On a few occasions, the young protesters expressed their anti-Iran’s sentiments by attacking Iranian consulates and offices of Iran-backed parties in the Shiite holy cities of Najaf and Karbala. The public anti-Iran sentiments are seen as among the biggest challenges to Iran’s influence in Iraq since the 2003 invasion.
For several weeks until 25th of October, Sadr held back his support for the protests. However, after was convinced the protests were gaining momentum, Sadr ordered a group from his Saraya al-Salam militia so-called Blue Hats to back and protect the protesters.
It was on January 3rd after General Qasem Soleimani was killed by a US drone near Baghdad airport, Sadr has switched stance against the protests. From his residence in Iraq, Sadr sent a series of tweets criticising the popular anti-government protests accusing the protesters of taking a wrong path, promiscuity, immorality and taking drugs and alcohol. He warned against Iraq was turning into Chicago. He later ordered his Blue Hat to withdraw their support for the protesters. Two weeks later, he sent more tweets calling for cleansing the protests.
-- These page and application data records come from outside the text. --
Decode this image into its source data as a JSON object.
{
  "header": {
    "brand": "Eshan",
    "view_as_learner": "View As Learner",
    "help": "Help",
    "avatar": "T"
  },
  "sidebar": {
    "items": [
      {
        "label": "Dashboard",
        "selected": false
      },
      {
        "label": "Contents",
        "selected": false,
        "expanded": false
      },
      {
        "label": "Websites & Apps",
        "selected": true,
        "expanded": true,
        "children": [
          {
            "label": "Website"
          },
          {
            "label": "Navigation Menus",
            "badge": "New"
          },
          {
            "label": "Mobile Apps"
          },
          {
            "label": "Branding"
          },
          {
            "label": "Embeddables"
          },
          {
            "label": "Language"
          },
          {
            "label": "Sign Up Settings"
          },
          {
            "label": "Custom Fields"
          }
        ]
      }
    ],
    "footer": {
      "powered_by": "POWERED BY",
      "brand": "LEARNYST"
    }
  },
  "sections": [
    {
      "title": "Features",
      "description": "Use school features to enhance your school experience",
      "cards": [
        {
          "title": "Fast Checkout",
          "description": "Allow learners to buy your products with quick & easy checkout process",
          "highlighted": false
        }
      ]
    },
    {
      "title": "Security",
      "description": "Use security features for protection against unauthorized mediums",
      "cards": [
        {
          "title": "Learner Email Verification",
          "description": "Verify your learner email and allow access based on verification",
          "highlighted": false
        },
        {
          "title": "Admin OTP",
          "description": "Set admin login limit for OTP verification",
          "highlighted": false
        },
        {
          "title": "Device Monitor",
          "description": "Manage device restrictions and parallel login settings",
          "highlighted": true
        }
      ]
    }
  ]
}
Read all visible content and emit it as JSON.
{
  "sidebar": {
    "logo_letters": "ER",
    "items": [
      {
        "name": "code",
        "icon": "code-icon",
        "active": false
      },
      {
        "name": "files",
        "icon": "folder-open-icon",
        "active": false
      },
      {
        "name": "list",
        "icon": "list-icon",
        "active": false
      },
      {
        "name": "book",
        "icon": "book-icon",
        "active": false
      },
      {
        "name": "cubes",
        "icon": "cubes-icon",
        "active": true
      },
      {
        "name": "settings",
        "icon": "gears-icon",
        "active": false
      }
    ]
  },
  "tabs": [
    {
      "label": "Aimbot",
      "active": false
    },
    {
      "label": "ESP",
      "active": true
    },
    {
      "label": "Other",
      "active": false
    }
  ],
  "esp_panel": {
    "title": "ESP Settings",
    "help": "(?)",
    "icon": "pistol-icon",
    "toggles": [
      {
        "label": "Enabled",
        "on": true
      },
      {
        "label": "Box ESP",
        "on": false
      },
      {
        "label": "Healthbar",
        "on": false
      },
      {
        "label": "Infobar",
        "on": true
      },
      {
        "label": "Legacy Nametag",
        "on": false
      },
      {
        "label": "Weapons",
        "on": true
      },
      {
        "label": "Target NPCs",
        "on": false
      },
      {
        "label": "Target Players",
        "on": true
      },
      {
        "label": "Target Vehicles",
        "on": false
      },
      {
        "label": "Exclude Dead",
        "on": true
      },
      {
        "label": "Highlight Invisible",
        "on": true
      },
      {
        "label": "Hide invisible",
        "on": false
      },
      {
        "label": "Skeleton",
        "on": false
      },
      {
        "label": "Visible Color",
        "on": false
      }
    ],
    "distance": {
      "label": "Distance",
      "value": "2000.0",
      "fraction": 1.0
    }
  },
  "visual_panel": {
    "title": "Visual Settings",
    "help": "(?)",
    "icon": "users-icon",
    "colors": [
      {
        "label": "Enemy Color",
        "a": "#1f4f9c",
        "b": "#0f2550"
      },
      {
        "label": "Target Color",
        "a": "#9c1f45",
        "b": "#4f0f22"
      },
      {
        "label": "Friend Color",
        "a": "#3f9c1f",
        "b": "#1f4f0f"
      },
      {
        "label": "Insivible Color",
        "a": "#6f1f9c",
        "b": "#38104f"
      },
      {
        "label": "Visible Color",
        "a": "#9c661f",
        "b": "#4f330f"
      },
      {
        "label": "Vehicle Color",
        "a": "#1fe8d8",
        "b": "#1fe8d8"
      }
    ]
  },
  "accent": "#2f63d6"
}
Upon Sadr’s orders, Sadr’s Blue Hats swept through the streets looking for protesters, beating them, fatally stabbing some of them and handing others for Iraqi security to arrest them. They also burnt tents used by the protesters and took over a famous high-rise building known as ‘Turkish Restaurant’ which the protesters had taken over to prevent snipers from using it to shoot at them during demonstrations in Tahrir Square in central Baghdad. Far from Baghdad, the Blue Hats raided protesters’ camp in Najaf on 5th of February, killing at least five people and wounded more than 20.
At the same time, Sadr ordered his followers to protest and demand that the 5200 US troops in Iraq withdraw. The demonstrators were seen carrying aloft photos of Sadr and his late father Ayatollah Mohammed Mohammed Sadiq al-Sadr.
In a move that was intended to intimidate the protesters, the Sadrists were seen chanting and singing songs boasting kidnapping and killing anyone who is displeased with their leader, in a reference to the sectarian war back in the mid of 2000 when Sadr’s Mahdi militia carried out mass killings of Sunni Arabs on sectarian reasons. They also declared that they had cleansed ‘infiltrators’ from protests.
The Sadr’s militias have succeeded in disrupting the popular protests and forced many of protesters to retreat, given they are still being killed on daily basis and the government cannot, does not want, to stop the bloodshed.
rIn an attempt to keep the protests alive, the young protesters have recently shifted the focus of their protests from Tahrir Square to the impoverished cities in the south such as Nasiriyah. However, banning public gatherings by the government this week for fear of the coronavirus epidemic, the protests are seen to have been weakened further.
Sadr’s shift towards Iran hast gone down badly with Iraqis in general and the protesters in particular. They see Iran is behind the savagery used to crush the protests and Sadr’s anti-protest shift which they see as essential to crush the protests to force Iraqis to accept the political status quo established after the US toppled President Saddam Hussein in 2003.
How badly will Sadr’s new shift towards Iran damage his public image? Sadr has been heavily criticised for his change of stance since the invasion in 2003. He has been seen as being a member of the ruling class while presenting himself at the same time as a radical opponent of this class. His recent flip-flopping has exposed him as also being a hypocrite and a political chameleon, as his rivals.